The Iranian nuclear expert assassinated in Tehran on Monday was the top scientist and senior manager of Iran's nuclear effort. Majid Shahriari was killed when an explosive charge placed in his car was detonated by remote control after he climbed into the vehicle, according to a Western intelligence expert with knowledge of the operation.
The assassination carried the signature of Israel's Mossad, which has carried out similar operations on foreign soil over the decades. Typically, a team of agents reconnoiters the target and his routines over a period of months, assessing vulnerabilities and opportunities to escape afterward. Most of the operatives are usually on their way out of the country by the time the charge is detonated by a member who sees the target enter the booby-trapped car. "It's like a suit," says the intelligence expert. "An assassination must be custom-made."

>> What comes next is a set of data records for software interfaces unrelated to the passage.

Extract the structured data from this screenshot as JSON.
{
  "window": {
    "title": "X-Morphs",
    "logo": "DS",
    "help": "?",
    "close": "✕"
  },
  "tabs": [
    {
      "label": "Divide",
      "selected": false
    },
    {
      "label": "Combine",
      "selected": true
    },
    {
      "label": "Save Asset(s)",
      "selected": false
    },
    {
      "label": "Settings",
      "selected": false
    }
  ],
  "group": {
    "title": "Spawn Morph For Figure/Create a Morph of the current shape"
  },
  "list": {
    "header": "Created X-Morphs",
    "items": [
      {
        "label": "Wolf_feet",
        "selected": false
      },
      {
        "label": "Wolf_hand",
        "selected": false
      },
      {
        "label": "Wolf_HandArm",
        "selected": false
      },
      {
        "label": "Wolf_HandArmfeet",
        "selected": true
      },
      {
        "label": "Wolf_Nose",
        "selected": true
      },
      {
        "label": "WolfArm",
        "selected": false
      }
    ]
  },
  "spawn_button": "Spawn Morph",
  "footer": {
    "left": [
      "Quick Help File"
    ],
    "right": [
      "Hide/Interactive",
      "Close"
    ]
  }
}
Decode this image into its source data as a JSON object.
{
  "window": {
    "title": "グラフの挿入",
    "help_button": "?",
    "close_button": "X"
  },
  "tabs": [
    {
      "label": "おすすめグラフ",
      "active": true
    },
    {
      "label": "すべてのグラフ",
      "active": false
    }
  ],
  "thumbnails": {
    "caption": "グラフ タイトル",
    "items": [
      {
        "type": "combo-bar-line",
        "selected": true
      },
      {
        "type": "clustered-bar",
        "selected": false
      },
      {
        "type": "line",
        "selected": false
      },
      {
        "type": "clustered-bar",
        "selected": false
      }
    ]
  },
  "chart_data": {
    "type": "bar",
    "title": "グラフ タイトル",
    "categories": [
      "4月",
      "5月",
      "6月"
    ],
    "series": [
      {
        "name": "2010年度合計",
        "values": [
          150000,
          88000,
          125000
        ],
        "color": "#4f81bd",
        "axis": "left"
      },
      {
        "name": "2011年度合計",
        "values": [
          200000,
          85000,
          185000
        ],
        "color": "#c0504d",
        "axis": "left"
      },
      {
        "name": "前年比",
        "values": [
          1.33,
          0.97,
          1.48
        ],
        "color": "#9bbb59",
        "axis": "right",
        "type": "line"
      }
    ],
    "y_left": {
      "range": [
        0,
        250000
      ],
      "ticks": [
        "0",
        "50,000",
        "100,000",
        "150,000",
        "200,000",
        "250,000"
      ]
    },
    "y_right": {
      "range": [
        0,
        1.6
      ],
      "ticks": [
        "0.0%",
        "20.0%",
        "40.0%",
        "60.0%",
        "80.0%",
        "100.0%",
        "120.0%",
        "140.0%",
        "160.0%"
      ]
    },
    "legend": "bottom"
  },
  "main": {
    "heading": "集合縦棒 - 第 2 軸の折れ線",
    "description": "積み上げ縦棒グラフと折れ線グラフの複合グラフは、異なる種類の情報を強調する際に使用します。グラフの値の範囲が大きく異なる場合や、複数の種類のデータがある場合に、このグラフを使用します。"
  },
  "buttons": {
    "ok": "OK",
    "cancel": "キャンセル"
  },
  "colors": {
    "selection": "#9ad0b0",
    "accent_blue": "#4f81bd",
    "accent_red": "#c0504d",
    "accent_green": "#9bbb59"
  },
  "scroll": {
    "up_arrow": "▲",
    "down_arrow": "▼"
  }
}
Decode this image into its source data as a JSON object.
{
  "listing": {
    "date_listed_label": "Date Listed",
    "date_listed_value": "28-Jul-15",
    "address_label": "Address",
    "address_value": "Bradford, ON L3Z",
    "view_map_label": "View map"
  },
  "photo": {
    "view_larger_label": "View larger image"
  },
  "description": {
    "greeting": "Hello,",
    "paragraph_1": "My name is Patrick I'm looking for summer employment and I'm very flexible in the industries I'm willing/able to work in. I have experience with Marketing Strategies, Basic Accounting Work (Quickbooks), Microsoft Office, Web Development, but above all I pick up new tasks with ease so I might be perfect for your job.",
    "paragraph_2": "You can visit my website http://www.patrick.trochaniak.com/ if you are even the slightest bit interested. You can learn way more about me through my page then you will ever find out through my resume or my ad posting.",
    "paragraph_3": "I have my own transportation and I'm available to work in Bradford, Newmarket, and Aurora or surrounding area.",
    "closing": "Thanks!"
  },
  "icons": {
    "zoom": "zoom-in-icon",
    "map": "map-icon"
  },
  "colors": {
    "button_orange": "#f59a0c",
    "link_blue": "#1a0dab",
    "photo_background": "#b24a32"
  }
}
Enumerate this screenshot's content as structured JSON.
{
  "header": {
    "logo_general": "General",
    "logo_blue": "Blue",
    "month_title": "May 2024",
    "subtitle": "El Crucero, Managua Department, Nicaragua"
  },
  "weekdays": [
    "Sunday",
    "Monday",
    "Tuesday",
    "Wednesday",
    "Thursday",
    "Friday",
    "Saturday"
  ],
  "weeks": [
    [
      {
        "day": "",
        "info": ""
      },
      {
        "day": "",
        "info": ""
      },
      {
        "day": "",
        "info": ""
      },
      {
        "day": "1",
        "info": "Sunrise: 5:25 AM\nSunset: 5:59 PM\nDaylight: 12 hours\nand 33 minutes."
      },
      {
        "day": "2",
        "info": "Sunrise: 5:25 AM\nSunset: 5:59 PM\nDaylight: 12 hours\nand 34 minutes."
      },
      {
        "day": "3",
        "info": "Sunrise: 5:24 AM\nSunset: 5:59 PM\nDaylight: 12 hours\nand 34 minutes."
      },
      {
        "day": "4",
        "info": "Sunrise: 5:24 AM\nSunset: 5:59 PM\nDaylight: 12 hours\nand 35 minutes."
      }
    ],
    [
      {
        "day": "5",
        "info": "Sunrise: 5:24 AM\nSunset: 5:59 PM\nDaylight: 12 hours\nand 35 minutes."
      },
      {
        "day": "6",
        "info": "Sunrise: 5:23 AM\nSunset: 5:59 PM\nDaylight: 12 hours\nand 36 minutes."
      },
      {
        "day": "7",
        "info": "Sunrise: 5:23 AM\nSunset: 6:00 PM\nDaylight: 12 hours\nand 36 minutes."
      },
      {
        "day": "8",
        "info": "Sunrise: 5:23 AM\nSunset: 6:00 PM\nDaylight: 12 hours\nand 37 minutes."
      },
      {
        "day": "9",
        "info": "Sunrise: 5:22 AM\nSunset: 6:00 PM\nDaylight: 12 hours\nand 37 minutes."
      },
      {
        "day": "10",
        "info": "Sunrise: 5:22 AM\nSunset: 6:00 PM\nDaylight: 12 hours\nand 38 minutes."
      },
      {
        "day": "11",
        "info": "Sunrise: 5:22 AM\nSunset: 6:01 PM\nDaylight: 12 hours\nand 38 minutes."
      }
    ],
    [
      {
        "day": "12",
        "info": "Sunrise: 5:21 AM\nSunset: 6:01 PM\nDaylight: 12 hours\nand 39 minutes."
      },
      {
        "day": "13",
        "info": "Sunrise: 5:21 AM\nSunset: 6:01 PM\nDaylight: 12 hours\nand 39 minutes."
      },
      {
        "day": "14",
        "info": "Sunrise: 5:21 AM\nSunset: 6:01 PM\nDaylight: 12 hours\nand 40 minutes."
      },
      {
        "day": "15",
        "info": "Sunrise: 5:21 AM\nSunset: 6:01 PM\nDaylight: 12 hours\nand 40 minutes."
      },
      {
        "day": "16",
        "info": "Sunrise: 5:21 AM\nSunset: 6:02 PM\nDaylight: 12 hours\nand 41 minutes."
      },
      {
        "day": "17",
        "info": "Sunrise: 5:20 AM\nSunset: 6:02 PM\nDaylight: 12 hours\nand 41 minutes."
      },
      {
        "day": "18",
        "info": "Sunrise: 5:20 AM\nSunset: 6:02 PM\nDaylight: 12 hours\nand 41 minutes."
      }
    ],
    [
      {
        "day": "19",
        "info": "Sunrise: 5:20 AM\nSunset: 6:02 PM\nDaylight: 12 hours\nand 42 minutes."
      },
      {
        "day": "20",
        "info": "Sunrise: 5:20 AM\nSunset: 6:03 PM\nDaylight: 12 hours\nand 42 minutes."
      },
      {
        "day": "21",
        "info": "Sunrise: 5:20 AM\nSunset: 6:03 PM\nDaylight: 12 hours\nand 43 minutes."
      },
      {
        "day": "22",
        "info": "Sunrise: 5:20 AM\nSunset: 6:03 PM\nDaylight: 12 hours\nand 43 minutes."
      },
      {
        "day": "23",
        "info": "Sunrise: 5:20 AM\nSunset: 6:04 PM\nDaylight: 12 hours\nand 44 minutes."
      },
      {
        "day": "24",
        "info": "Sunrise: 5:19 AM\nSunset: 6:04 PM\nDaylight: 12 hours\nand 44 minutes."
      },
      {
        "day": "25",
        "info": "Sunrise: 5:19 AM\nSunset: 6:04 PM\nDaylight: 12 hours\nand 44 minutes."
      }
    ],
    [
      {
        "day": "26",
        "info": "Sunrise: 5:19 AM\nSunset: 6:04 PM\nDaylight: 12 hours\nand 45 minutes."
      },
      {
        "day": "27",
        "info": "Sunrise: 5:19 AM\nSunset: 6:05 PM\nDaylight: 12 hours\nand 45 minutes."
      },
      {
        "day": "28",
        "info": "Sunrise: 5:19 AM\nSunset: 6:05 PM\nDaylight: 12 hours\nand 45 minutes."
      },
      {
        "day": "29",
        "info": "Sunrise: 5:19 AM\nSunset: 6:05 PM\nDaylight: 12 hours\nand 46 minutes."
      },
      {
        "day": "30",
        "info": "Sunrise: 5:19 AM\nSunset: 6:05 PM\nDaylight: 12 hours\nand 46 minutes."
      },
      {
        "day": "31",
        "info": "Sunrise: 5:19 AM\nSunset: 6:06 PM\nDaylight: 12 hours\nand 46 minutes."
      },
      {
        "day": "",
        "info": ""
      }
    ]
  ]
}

Only political appointees ranked higher than Shahriari in Iran's nuclear effort. His death dealt a double blow to the Iranian nuclear program. The most immediate cost was the loss of operational expertise and detailed knowledge of an effort that has gone on for decades. But his death also brought home to every other scientist the risk of remaining in their line of work.
Like other senior nuclear scientists, Shahriari had been assigned bodyguards, according to Parviz Davoodi, head of Shahid Beheshti University, where Shahriari lectured on physics and held a position on the faculty of the department of nuclear engineering. Speaking to the Iranian press, the university president, who earlier served as Vice President under Iranian President Mahmoud Ahmadinejad, noted that security must be improved.
A second nuclear scientist escaped alive from a similar attack the same day. Fereydoun Abbasi was being driven to work, according to Iranian media reports, and may have escaped death because a bodyguard was at the wheel. Abbasi is an adviser to the Defense Ministry and a professor at Imam Hossein University, which is affiliated with the Revolutionary Guards Corps.
Contrary to the account given to TIME, Iranian officials insisted that motorcycles figured in both incidents, with riders attaching explosives to the exteriors of the cars. "In the second incident, the driver noticed the motorbike approaching and he distanced from it that is why the explosion did not damage his car so badly," said Tehran police chief Hossein Sajedinia, according to the Fars news agency.
Ahmadinejad blamed the attacks on the U.S. and Israel, referring to the latter as "the Zionist entity." In Israel, which regards Iran's nuclear ambitions as an existential threat, the news media made the same assumption, offering asides about the attacks in news stories announcing the appointment of a new head of Mossad. The daily Israel Hayom observed that Mossad's director, Meir Dagan, "will be leaving an organization that is far sharper and more operational than the organization he received, and all of the accusations from Tehran yesterday are a good indication of that. Iran will be the focal point for the next Mossad director too."
Among Dagan's known triumphs is the 2008 assassination of Imad Mughniyeh, the senior Hizballah official responsible for a series of terrorism attacks, including the 1983 attacks on the U.S. embassy and Marine barracks in Beirut, which killed more than 350 people. Mughniyeh perished in Damascus from the detonation of explosives hidden in the driver's headrest of his car. In response to the terrorism attacks on Israeli athletes in the 1972 Munich Olympics, Israel killed a series of Palestinian militants in the succeeding years. Among the victims was Muhammad Boudia, who died after an explosive placed under the driver's seat of his Renault was detonated by remote control on a Paris street in 1973.